By Andrey Dashkov, analyst, Casey Research

Andrey Dashkov

Uranium tea parties, anyone?

Before World War II, you could purchase uranium glassware that glows under a black or ultraviolet light, invite your friends, and have an evening with an excellent conversation starter.

Uranium glass looks like this.


Source: Panther Media GMBH / Alamy

Most of this glass is safe, scientists say. But the U.S. Environmental Protection Agency doesn’t recommend eating or drinking out of uranium glassware.

Now, uranium glassware is a rarity. But in the 19th century, uranium was commonly used as a colorant for ceramic glazes (for its fluorescent effects). Then, during World War II, production stopped because uranium could only be used in the military.

So uranium lost one of its popular uses. And for the past six to seven decades, uranium has been all about energy.

Specifically, nuclear energy.

But the situation is changing.

Uranium is becoming more than reactor fuel. As the demand for clean energy accelerates, uranium could be one of the most exciting investment opportunities in this space.

Nuclear Energy Is Growing in Popularity

As a reminder, uranium is the fuel most widely used to power nuclear plants that produce electricity.

With the advent of renewable energy and soaring electricity costs, countries and private corporations are looking at nuclear as the only clean energy solution that won’t take decades to implement and scale up.

Nuclear power plants are clean and safe, and they produce energy consistently.

They are the perfect solution for an energy-hungry and inflationary economy – delivering lots of energy that doesn’t cost as much as other renewables.

What’s more, nuclear plants produce energy with almost no greenhouse gas emissions. They are a large resource of low carbon energy today.
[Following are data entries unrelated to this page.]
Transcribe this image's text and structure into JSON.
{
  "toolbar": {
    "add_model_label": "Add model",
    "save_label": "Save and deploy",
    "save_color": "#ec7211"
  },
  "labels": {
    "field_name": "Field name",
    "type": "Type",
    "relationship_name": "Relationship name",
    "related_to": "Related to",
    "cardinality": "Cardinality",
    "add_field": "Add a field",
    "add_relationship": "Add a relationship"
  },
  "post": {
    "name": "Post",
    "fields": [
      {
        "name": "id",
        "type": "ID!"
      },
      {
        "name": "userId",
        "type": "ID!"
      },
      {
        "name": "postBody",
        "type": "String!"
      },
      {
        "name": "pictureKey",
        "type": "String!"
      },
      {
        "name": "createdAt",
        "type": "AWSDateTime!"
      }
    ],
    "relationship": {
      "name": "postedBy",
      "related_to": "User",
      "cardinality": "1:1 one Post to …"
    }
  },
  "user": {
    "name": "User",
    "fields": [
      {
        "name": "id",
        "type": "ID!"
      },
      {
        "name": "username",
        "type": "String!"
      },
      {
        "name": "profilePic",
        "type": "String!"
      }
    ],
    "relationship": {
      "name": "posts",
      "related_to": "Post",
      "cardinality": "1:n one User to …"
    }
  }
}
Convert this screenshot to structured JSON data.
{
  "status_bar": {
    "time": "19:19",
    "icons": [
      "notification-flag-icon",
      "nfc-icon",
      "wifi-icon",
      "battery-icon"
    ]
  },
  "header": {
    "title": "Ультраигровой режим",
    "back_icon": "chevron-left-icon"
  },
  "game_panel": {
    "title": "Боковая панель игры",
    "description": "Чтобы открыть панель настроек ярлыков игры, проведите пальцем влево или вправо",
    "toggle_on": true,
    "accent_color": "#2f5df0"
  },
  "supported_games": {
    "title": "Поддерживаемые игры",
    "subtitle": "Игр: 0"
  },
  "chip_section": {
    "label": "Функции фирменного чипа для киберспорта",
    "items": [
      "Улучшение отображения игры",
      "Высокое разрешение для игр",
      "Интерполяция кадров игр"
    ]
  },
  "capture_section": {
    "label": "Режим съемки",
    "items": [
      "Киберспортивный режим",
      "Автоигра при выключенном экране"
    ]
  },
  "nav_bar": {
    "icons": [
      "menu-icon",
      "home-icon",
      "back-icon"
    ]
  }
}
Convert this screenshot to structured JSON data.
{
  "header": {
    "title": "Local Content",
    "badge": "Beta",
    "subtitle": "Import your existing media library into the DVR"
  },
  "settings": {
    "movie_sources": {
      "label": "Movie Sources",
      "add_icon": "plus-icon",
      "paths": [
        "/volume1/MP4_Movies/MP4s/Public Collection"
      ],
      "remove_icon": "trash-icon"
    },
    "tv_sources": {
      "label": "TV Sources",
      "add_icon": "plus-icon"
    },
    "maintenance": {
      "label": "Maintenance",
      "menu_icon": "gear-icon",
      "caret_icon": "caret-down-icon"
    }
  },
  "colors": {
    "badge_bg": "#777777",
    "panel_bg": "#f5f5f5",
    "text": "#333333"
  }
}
So due to its reliability, cost-efficiency, and low-carbon emissions, nuclear energy is growing in popularity.

And because of that, the uranium market is about to change forever.

Uranium Is a Way to Get Exposure to This Megatrend

According to the International Atomic Energy Agency (IAEA), nuclear energy could contribute to about 12% of global electricity by 2050. Plus, nuclear power generating capacity is expected to expand to account for increased electricity demand in the next three decades.

As a result, uranium has become in the clean energy space what lithium is in the electric vehicle (EV) space: an investment metal.

It’s another angle investors can use to get exposure to the clean energy megatrend.

This interest on the part of investors has created several ETFs that hold physical uranium in licensed facilities. So their shares represent ownership of actual uranium metal.

Sprott Physical Uranium Trust (TSX:U-U, TSX:U-UN, OTC:SRUUF) is the largest one.

It holds about 60 million pounds of U3O8. Each of the fund’s units represents 0.25 pounds of U3O8.

Even though this ETF isn’t large by any means (its market capitalization is just $2.8 billion), it has already become the world’s third-largest buyer of uranium.

Only the United States and China are ahead.

This tells us something about the uranium market – it’s so small that a fund holding barely $3 billion in uranium is already a massive player.

And if the fund’s holding increases to $10 or $30 billion, it’s hard to imagine that the price of uranium will stay where it is.

Given the growth of the nuclear power sector, this increase is very much possible.

For example, the recently passed Inflation Reduction Act provides a tax credit for nuclear production.

And energy independence has bipartisan support in the United States.

This tells me that uranium is a commodity you should put on your radar.

And the Sprott ETF is a convenient way to get exposure.

But there’s more…

In our latest Super Spike Advisory issue, we looked at another way of playing the “nuclear renaissance.” We found a uranium mining company that could deliver even better gains than the metal itself in the coming months and years.

I highly recommend that you check it out.

Good investing,


Andrey Dashkov
Analyst, Casey Research